Reducing Unintended Pregnancies for Low-Income Women

Children born to young, unmarried mothers in the United States face an elevated risk of poverty. More than half of births last year to women under the age of thirty were outside of marriage. In 2012, single mothers headed nearly 25 percent of families, compared to 13 percent in 1970 (U.S. Census Bureau 2012). In that same year, 47 percent of children living in single-mother families lived below the federal poverty level, more than four times the 11 percent poverty rate for children living with their married parents (U.S. Census Bureau 2013). Children of single mothers fare less well in school and in life than children of married parents (see McLanahan and Sandefur 1994; Waldfogel, Craigie, and Brooks-Gunn 2010). For these reasons, addressing the situation into which children are born needs to be a key component in our nation’s fight against poverty.

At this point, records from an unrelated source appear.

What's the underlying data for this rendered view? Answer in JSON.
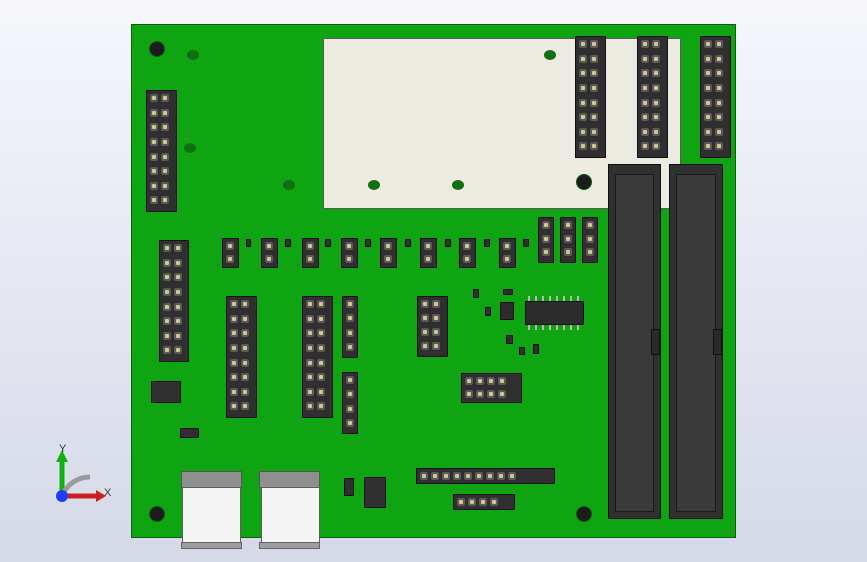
{
  "viewport": {
    "axis_labels": {
      "y": "Y",
      "x": "X"
    }
  },
  "colors": {
    "background_top": "#f6f7fb",
    "background_bottom": "#d5d9e8",
    "board": "#0fa512",
    "connector": "#2f2f2f",
    "label": "#ecebe2"
  },
  "icons": {
    "triad": "axis-triad-icon"
  }
}
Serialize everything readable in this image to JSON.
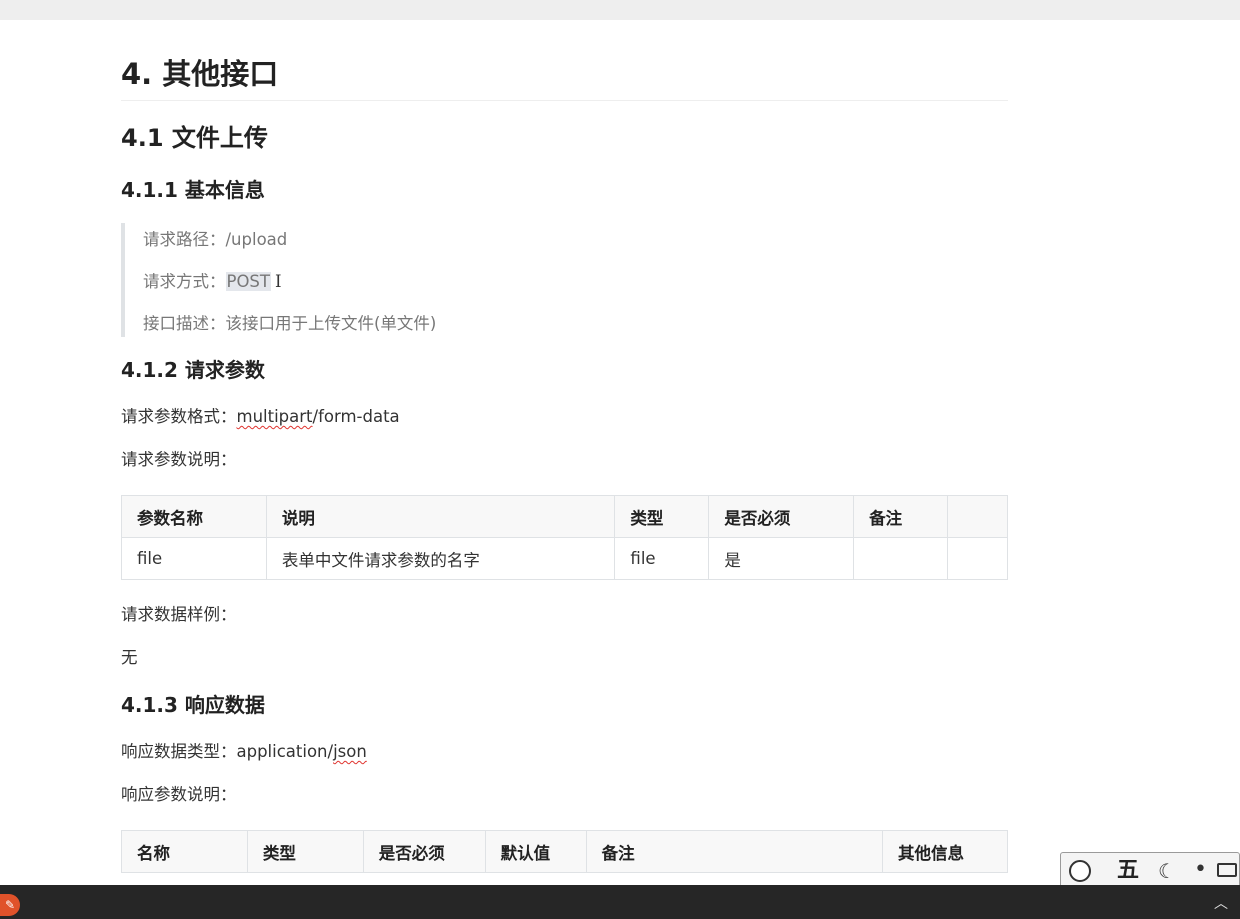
{
  "section": {
    "title": "4. 其他接口",
    "subsection_title": "4.1 文件上传"
  },
  "basic_info": {
    "heading": "4.1.1 基本信息",
    "path_label": "请求路径：",
    "path_value": "/upload",
    "method_label": "请求方式：",
    "method_value": "POST",
    "desc_label": "接口描述：",
    "desc_value": "该接口用于上传文件(单文件)"
  },
  "request_params": {
    "heading": "4.1.2 请求参数",
    "format_label": "请求参数格式：",
    "format_value_marked": "multipart",
    "format_value_rest": "/form-data",
    "desc_label": "请求参数说明：",
    "table": {
      "headers": [
        "参数名称",
        "说明",
        "类型",
        "是否必须",
        "备注",
        ""
      ],
      "rows": [
        [
          "file",
          "表单中文件请求参数的名字",
          "file",
          "是",
          "",
          ""
        ]
      ]
    },
    "sample_label": "请求数据样例：",
    "sample_value": "无"
  },
  "response_data": {
    "heading": "4.1.3 响应数据",
    "type_label": "响应数据类型：",
    "type_value_plain": "application/",
    "type_value_marked": "json",
    "desc_label": "响应参数说明：",
    "table": {
      "headers": [
        "名称",
        "类型",
        "是否必须",
        "默认值",
        "备注",
        "其他信息"
      ]
    }
  },
  "ime_toolbar": {
    "logo_icon": "sogou-logo-icon",
    "mode": "五",
    "moon_icon": "☾",
    "dot_icon": "•",
    "keyboard_icon": "keyboard-icon"
  },
  "taskbar": {
    "app_icon": "✎",
    "tray_arrow": "︿"
  },
  "colors": {
    "heading": "#222222",
    "body_text": "#333333",
    "quote_text": "#777777",
    "quote_border": "#dfe2e5",
    "table_border": "#dfe2e5",
    "table_header_bg": "#f8f8f8",
    "highlight_bg": "#e4e7ec",
    "spellcheck": "#e0342f",
    "taskbar_bg": "#262626"
  }
}
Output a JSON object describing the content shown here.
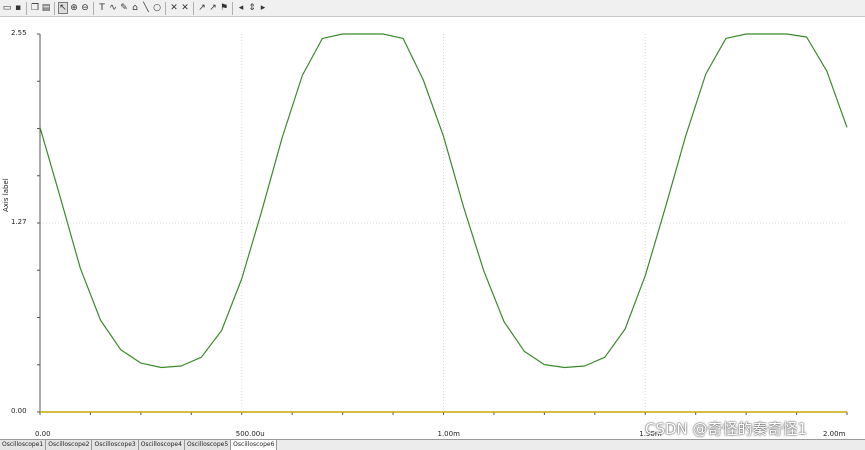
{
  "toolbar": {
    "buttons": [
      {
        "name": "open-icon",
        "glyph": "▭"
      },
      {
        "name": "save-icon",
        "glyph": "▪"
      },
      {
        "name": "copy-icon",
        "glyph": "❐"
      },
      {
        "name": "paste-icon",
        "glyph": "▤"
      },
      {
        "name": "pointer-icon",
        "glyph": "↖"
      },
      {
        "name": "zoom-in-icon",
        "glyph": "⊕"
      },
      {
        "name": "zoom-out-icon",
        "glyph": "⊖"
      },
      {
        "name": "text-tool-icon",
        "glyph": "T"
      },
      {
        "name": "curve-tool-icon",
        "glyph": "∿"
      },
      {
        "name": "marker-tool-icon",
        "glyph": "✎"
      },
      {
        "name": "shape-tool-icon",
        "glyph": "⌂"
      },
      {
        "name": "line-tool-icon",
        "glyph": "╲"
      },
      {
        "name": "ellipse-tool-icon",
        "glyph": "○"
      },
      {
        "name": "cursor-a-icon",
        "glyph": "✕"
      },
      {
        "name": "cursor-b-icon",
        "glyph": "✕"
      },
      {
        "name": "trace-a-icon",
        "glyph": "↗"
      },
      {
        "name": "trace-b-icon",
        "glyph": "↗"
      },
      {
        "name": "flag-icon",
        "glyph": "⚑"
      },
      {
        "name": "left-arrow-icon",
        "glyph": "◂"
      },
      {
        "name": "updown-arrow-icon",
        "glyph": "⇕"
      },
      {
        "name": "right-arrow-icon",
        "glyph": "▸"
      }
    ]
  },
  "axis": {
    "y_label": "Axis label"
  },
  "tabs": [
    "Oscilloscope1",
    "Oscilloscope2",
    "Oscilloscope3",
    "Oscilloscope4",
    "Oscilloscope5",
    "Oscilloscope6"
  ],
  "active_tab": 5,
  "watermark": "CSDN @奇怪的秦奇怪1",
  "colors": {
    "trace": "#3a8a2a",
    "baseline": "#c8a800",
    "grid": "#d8d8d8"
  },
  "chart_data": {
    "type": "line",
    "ylim": [
      0,
      2.55
    ],
    "xlim": [
      0,
      0.002
    ],
    "y_ticks": [
      {
        "v": 2.55,
        "label": "2.55"
      },
      {
        "v": 1.275,
        "label": "1.27"
      },
      {
        "v": 0,
        "label": "0.00"
      }
    ],
    "x_ticks": [
      {
        "v": 0,
        "label": "0.00"
      },
      {
        "v": 0.0005,
        "label": "500.00u"
      },
      {
        "v": 0.001,
        "label": "1.00m"
      },
      {
        "v": 0.0015,
        "label": "1.50m"
      },
      {
        "v": 0.002,
        "label": "2.00m"
      }
    ],
    "series": [
      {
        "x": [
          0,
          5e-05,
          0.0001,
          0.00015,
          0.0002,
          0.00025,
          0.0003,
          0.00035,
          0.0004,
          0.00045,
          0.0005,
          0.00055,
          0.0006,
          0.00065,
          0.0007,
          0.00075,
          0.0008,
          0.00085,
          0.0009,
          0.00095,
          0.001,
          0.00105,
          0.0011,
          0.00115,
          0.0012,
          0.00125,
          0.0013,
          0.00135,
          0.0014,
          0.00145,
          0.0015,
          0.00155,
          0.0016,
          0.00165,
          0.0017,
          0.00175,
          0.0018,
          0.00185,
          0.0019,
          0.00195,
          0.002
        ],
        "values": [
          1.92,
          1.45,
          0.97,
          0.62,
          0.42,
          0.33,
          0.3,
          0.31,
          0.37,
          0.55,
          0.9,
          1.36,
          1.85,
          2.27,
          2.52,
          2.55,
          2.55,
          2.55,
          2.52,
          2.24,
          1.86,
          1.38,
          0.95,
          0.61,
          0.41,
          0.32,
          0.3,
          0.31,
          0.37,
          0.56,
          0.92,
          1.38,
          1.86,
          2.28,
          2.52,
          2.55,
          2.55,
          2.55,
          2.53,
          2.3,
          1.92
        ]
      },
      {
        "x": [
          0,
          0.002
        ],
        "values": [
          0,
          0
        ]
      }
    ]
  }
}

Most single mothers claim that their pregnancy was unwanted or mistimed. Because births to unmarried mothers are largely unintended births, we believe that the most realistic approach to slowing the growth of single-parent families is to help women delay childbearing until both parents are ready to raise a child and prepared to make a long-term commitment to the other parent. Doing so will improve child well-being and reduce child poverty rates. 

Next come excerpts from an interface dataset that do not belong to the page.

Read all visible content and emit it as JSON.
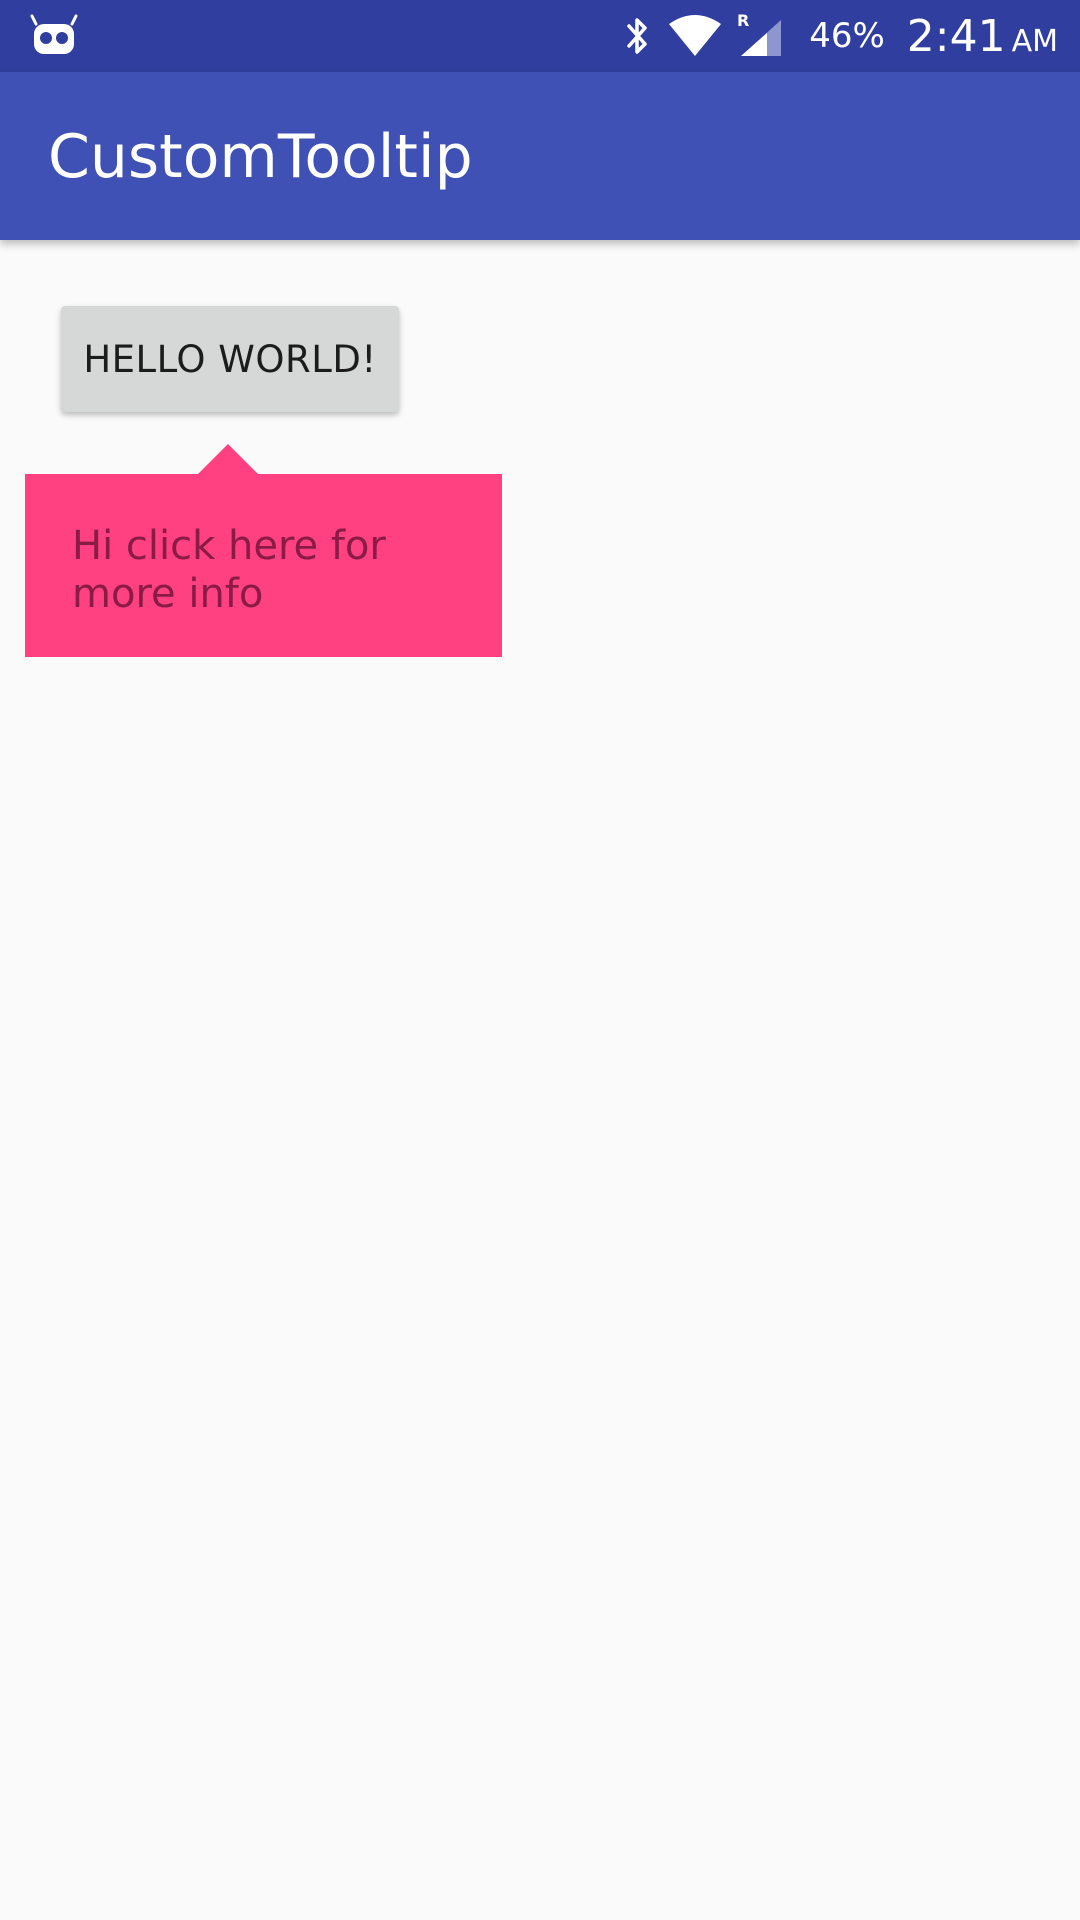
{
  "status_bar": {
    "battery": "46%",
    "time": "2:41",
    "ampm": "AM",
    "icons": [
      "android-debug-icon",
      "bluetooth-icon",
      "wifi-icon",
      "signal-icon"
    ]
  },
  "app_bar": {
    "title": "CustomTooltip"
  },
  "main": {
    "button_label": "HELLO WORLD!",
    "tooltip_text": "Hi click here for more info"
  },
  "colors": {
    "status_bar": "#303f9f",
    "app_bar": "#3f51b5",
    "background": "#fafafa",
    "button": "#d6d7d7",
    "tooltip": "#ff4081",
    "tooltip_text": "#8a1b45"
  }
}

To that end, we propose a social marketing campaign designed to improve knowledge and attitudes about ways to prevent unintended pregnancies so that women can make better-informed decisions. Specifically, we propose that the U.S. Department of Health and Human Services’ Office of Population Affairs (OPA) use Title X monies to fund states for the purpose of launching a social marketing campaign to educate women about the safety, effectiveness, and convenience of long-acting reversible contraceptives, or LARCs. These state-run campaigns would target the population of women most vulnerable to births outside of marriage: low-income women between the ages of fifteen and thirty.